Diarrhea refers to loose, watery stool and frequent, urgent bowel movements. Diarrhea is usually a nonthreatening, common condition that may be accompanied by stomach cramping, abdominal pain, or bloating. Diarrhea will usually resolve itself within a few days, sometimes with the help of over-the-counter medication.
The average adult and child will experience an occasional episode of diarrhea, typically caused by:
- an intestinal virus (like the flu)
- bacteria (like salmonella)
- a parasite
Chronic or regularly occurring diarrhea can be an indication of a more serious digestive condition (like malabsorption or Crohn’s disease) or food intolerance (like celiac disease or lactose intolerance). It can also be a reaction to certain medications, such as chemotherapy or antibiotics.
When you have diarrhea, your body immediately disposes of foods and liquids instead of absorbing them. This can cause dehydration, so it is important to replenish your body with not only water but also nutrients. Fruit juice, sports drinks, and coconut water are all good sources of electrolytes. It is especially important that babies and children with diarrhea get plenty of fluids, because they tend to dehydrate more quickly than adults.

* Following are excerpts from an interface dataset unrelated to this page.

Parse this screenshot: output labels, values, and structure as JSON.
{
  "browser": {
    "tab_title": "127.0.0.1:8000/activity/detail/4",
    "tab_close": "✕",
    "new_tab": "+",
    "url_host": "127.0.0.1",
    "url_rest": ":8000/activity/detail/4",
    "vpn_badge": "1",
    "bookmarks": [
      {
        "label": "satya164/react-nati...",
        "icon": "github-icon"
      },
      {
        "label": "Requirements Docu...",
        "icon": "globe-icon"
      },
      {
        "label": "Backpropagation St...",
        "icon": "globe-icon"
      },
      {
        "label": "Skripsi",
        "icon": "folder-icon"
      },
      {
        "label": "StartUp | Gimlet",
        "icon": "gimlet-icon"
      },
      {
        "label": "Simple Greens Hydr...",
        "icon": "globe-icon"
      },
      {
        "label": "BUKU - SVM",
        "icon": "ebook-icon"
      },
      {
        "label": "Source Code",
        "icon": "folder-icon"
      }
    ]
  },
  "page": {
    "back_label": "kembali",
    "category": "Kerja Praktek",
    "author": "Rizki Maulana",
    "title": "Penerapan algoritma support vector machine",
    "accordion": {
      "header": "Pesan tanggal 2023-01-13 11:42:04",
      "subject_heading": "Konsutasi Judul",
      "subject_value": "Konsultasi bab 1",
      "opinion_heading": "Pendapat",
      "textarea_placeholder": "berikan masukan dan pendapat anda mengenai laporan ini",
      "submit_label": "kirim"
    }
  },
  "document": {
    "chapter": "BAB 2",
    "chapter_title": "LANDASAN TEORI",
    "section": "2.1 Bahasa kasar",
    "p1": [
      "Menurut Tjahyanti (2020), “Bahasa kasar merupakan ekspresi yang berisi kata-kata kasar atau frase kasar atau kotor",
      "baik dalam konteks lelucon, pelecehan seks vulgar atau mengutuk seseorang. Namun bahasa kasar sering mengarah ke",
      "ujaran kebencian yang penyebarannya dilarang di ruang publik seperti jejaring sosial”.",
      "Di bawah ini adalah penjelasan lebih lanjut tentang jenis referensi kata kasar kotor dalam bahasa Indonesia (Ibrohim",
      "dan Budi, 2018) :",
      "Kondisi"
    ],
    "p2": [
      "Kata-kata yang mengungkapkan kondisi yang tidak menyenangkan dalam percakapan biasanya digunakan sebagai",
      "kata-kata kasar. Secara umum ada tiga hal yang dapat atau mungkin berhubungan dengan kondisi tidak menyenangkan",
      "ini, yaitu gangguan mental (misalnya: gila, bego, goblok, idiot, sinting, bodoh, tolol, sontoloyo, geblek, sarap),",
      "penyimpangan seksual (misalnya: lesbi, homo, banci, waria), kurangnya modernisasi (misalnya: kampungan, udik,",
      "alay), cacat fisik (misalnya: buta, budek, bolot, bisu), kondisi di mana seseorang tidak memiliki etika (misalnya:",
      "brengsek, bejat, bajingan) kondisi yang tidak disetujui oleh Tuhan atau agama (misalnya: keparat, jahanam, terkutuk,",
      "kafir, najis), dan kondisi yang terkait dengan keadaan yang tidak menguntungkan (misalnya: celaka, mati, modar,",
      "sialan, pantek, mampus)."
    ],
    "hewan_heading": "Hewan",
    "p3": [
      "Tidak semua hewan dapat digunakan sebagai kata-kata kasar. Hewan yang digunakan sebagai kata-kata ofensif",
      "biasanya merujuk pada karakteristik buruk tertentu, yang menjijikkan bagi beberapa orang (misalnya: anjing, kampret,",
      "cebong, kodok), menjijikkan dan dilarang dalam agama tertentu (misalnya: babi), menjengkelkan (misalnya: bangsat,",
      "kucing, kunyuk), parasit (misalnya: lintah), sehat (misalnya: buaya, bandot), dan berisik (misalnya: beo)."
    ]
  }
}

Stay away from caffeine, alcohol, and spicy foods, which can exacerbate diarrhea. Instead, stick to a bland diet of broth, boiled vegetables, rice, and crackers until symptoms disappear. If symptoms last longer than a few days, see your doctor to explore the cause of your diarrhea. If bacteria or a parasite is the cause, antibiotics might be prescribed. If malabsorption is the cause, enzymes can be prescribed to improve absorption.